◆ Assigned task ◆
Scan the entries below for "JSON" and copy each line that holds it.

[Items listed in a dataset]
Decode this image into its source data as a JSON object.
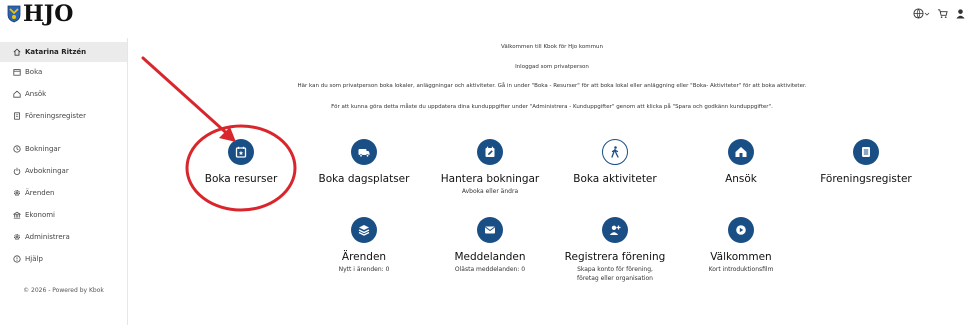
{
  "brand": {
    "name": "HJO"
  },
  "sidebar": {
    "items": [
      {
        "label": "Katarina Ritzén"
      },
      {
        "label": "Boka"
      },
      {
        "label": "Ansök"
      },
      {
        "label": "Föreningsregister"
      },
      {
        "label": "Bokningar"
      },
      {
        "label": "Avbokningar"
      },
      {
        "label": "Ärenden"
      },
      {
        "label": "Ekonomi"
      },
      {
        "label": "Administrera"
      },
      {
        "label": "Hjälp"
      }
    ],
    "footer": "© 2026 - Powered by Kbok"
  },
  "main": {
    "welcome_line1": "Välkommen till Kbok för Hjo kommun",
    "welcome_line2": "Inloggad som privatperson",
    "welcome_line3": "Här kan du som privatperson boka lokaler, anläggningar och aktiviteter. Gå in under \"Boka - Resurser\" för att boka lokal eller anläggning eller \"Boka- Aktiviteter\" för att boka aktiviteter.",
    "welcome_line4": "För att kunna göra detta måste du uppdatera dina kunduppgifter under \"Administrera - Kunduppgifter\" genom att klicka på \"Spara och godkänn kunduppgifter\".",
    "tiles": [
      {
        "label": "Boka resurser",
        "sub": "",
        "icon": "calendar-star-icon"
      },
      {
        "label": "Boka dagsplatser",
        "sub": "",
        "icon": "vehicle-icon"
      },
      {
        "label": "Hantera bokningar",
        "sub": "Avboka eller ändra",
        "icon": "calendar-edit-icon"
      },
      {
        "label": "Boka aktiviteter",
        "sub": "",
        "icon": "person-walking-icon"
      },
      {
        "label": "Ansök",
        "sub": "",
        "icon": "house-icon"
      },
      {
        "label": "Föreningsregister",
        "sub": "",
        "icon": "register-icon"
      },
      {
        "label": "Ärenden",
        "sub": "Nytt i ärenden: 0",
        "icon": "layers-icon"
      },
      {
        "label": "Meddelanden",
        "sub": "Olästa meddelanden: 0",
        "icon": "envelope-icon"
      },
      {
        "label": "Registrera förening",
        "sub": "Skapa konto för förening,",
        "sub2": "företag eller organisation",
        "icon": "add-user-icon"
      },
      {
        "label": "Välkommen",
        "sub": "Kort introduktionsfilm",
        "icon": "play-icon"
      }
    ]
  },
  "colors": {
    "accent": "#1a4f86",
    "annotation": "#d8262c",
    "sidebar_active": "#ebebeb"
  }
}
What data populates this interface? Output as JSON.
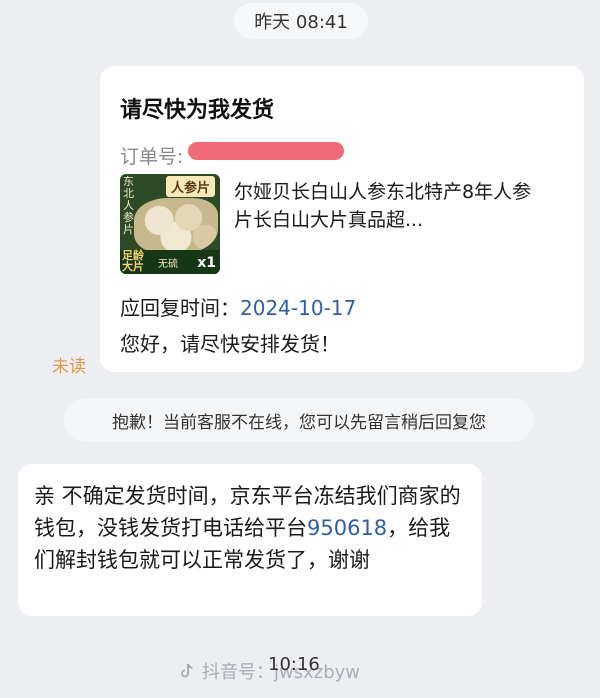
{
  "timestamps": {
    "top": "昨天 08:41",
    "bottom": "10:16"
  },
  "order_card": {
    "title": "请尽快为我发货",
    "order_label": "订单号:",
    "product_name": "尔娅贝长白山人参东北特产8年人参片长白山大片真品超...",
    "thumbnail": {
      "tag": "人参片",
      "side_text": "东北人参片",
      "big_text": "足龄大片",
      "badge": "无硫",
      "qty": "x1"
    },
    "reply_time_label": "应回复时间：",
    "reply_time_value": "2024-10-17",
    "greeting": "您好，请尽快安排发货！"
  },
  "unread_label": "未读",
  "system_notice": "抱歉！当前客服不在线，您可以先留言稍后回复您",
  "merchant_message": {
    "text_before": "亲  不确定发货时间，京东平台冻结我们商家的钱包，没钱发货打电话给平台",
    "phone": "950618",
    "text_after": "，给我们解封钱包就可以正常发货了，谢谢"
  },
  "watermark": "抖音号：jwsxzbyw",
  "colors": {
    "link_blue": "#2f5ea8",
    "unread_orange": "#d99a52",
    "redaction": "#f05a6a"
  }
}
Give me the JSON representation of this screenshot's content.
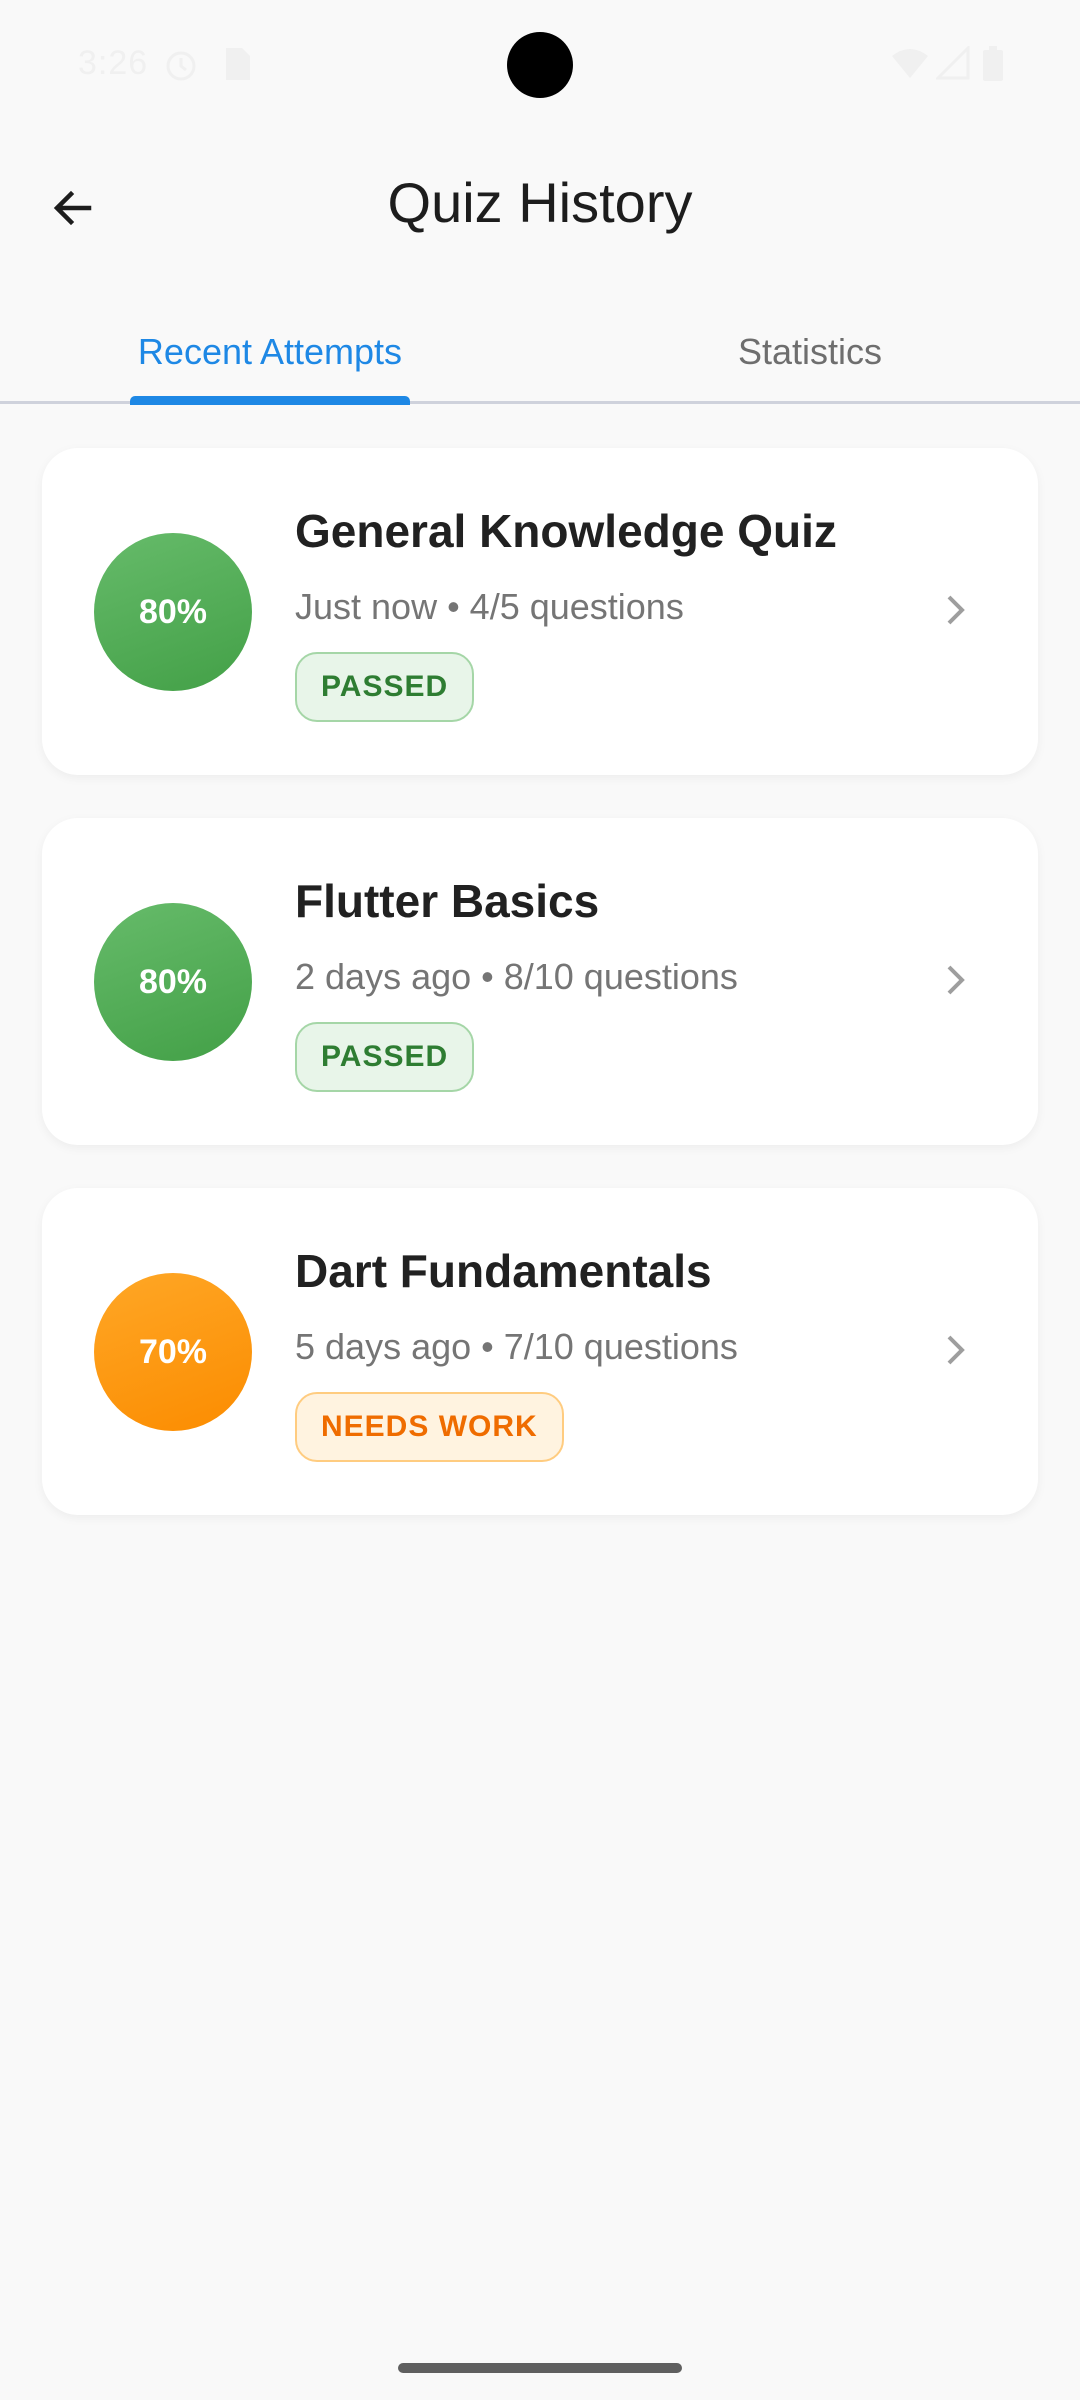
{
  "status_bar": {
    "time": "3:26",
    "icons": [
      "alarm-icon",
      "sim-card-icon",
      "wifi-icon",
      "signal-icon",
      "battery-icon"
    ]
  },
  "app_bar": {
    "title": "Quiz History",
    "back_icon": "arrow-left-icon"
  },
  "tabs": [
    {
      "label": "Recent Attempts",
      "selected": true
    },
    {
      "label": "Statistics",
      "selected": false
    }
  ],
  "attempts": [
    {
      "score": "80%",
      "title": "General Knowledge Quiz",
      "meta": "Just now • 4/5 questions",
      "status": "PASSED",
      "color": "#4caf50"
    },
    {
      "score": "80%",
      "title": "Flutter Basics",
      "meta": "2 days ago • 8/10 questions",
      "status": "PASSED",
      "color": "#4caf50"
    },
    {
      "score": "70%",
      "title": "Dart Fundamentals",
      "meta": "5 days ago • 7/10 questions",
      "status": "NEEDS WORK",
      "color": "#fb8c00"
    }
  ],
  "colors": {
    "accent": "#1e88e5",
    "passed": "#2e7d32",
    "needs_work": "#ef6c00",
    "background": "#f9f9f9"
  }
}
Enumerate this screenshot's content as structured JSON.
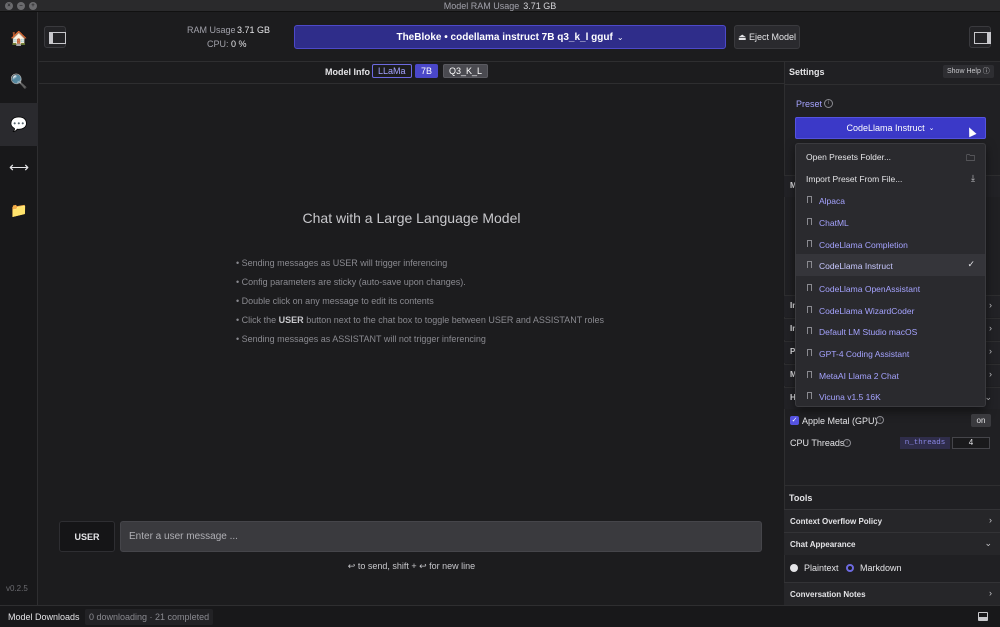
{
  "window": {
    "ram_label": "Model RAM Usage",
    "ram_value": "3.71 GB"
  },
  "rail": {
    "items": [
      {
        "name": "home",
        "icon": "🏠"
      },
      {
        "name": "search",
        "icon": "🔍"
      },
      {
        "name": "chat",
        "icon": "💬"
      },
      {
        "name": "server",
        "icon": "⟷"
      },
      {
        "name": "folder",
        "icon": "📁"
      }
    ],
    "version": "v0.2.5"
  },
  "header": {
    "ram_usage_label": "RAM Usage",
    "ram_usage_value": "3.71 GB",
    "cpu_label": "CPU:",
    "cpu_value": "0 %",
    "model_name": "TheBloke • codellama instruct 7B q3_k_l gguf",
    "eject_label": "⏏ Eject Model"
  },
  "model_info": {
    "label": "Model Info",
    "tags": [
      "LLaMa",
      "7B",
      "Q3_K_L"
    ]
  },
  "chat": {
    "title": "Chat with a Large Language Model",
    "tips": [
      "• Sending messages as USER will trigger inferencing",
      "• Config parameters are sticky (auto-save upon changes).",
      "• Double click on any message to edit its contents",
      "• Sending messages as ASSISTANT will not trigger inferencing"
    ],
    "tip_toggle": {
      "pre": "• Click the ",
      "bold": "USER",
      "post": " button next to the chat box to toggle between USER and ASSISTANT roles"
    },
    "role_button": "USER",
    "input_placeholder": "Enter a user message ...",
    "send_hint": "↩ to send, shift + ↩ for new line"
  },
  "downloads": {
    "label": "Model Downloads",
    "status": "0 downloading · 21 completed"
  },
  "settings": {
    "title": "Settings",
    "show_help": "Show Help ⓘ",
    "preset_label": "Preset",
    "preset_selected": "CodeLlama Instruct",
    "dropdown": {
      "actions": [
        "Open Presets Folder...",
        "Import Preset From File..."
      ],
      "presets": [
        "Alpaca",
        "ChatML",
        "CodeLlama Completion",
        "CodeLlama Instruct",
        "CodeLlama OpenAssistant",
        "CodeLlama WizardCoder",
        "Default LM Studio macOS",
        "GPT-4 Coding Assistant",
        "MetaAI Llama 2 Chat",
        "Vicuna v1.5 16K"
      ]
    },
    "behind_letters": [
      "M",
      "In",
      "In",
      "P",
      "M",
      "H"
    ],
    "apple_metal_label": "Apple Metal (GPU)",
    "apple_metal_state": "on",
    "cpu_threads_label": "CPU Threads",
    "cpu_threads_key": "n_threads",
    "cpu_threads_value": "4",
    "tools_title": "Tools",
    "context_overflow": "Context Overflow Policy",
    "chat_appearance": "Chat Appearance",
    "plaintext": "Plaintext",
    "markdown": "Markdown",
    "conversation_notes": "Conversation Notes"
  }
}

◆ Result ◆
Decode this image into its source data as a JSON object.
What data populates this interface? Output as JSON.
Give me the JSON representation of this screenshot's content.
Enumerate this screenshot's content as structured JSON.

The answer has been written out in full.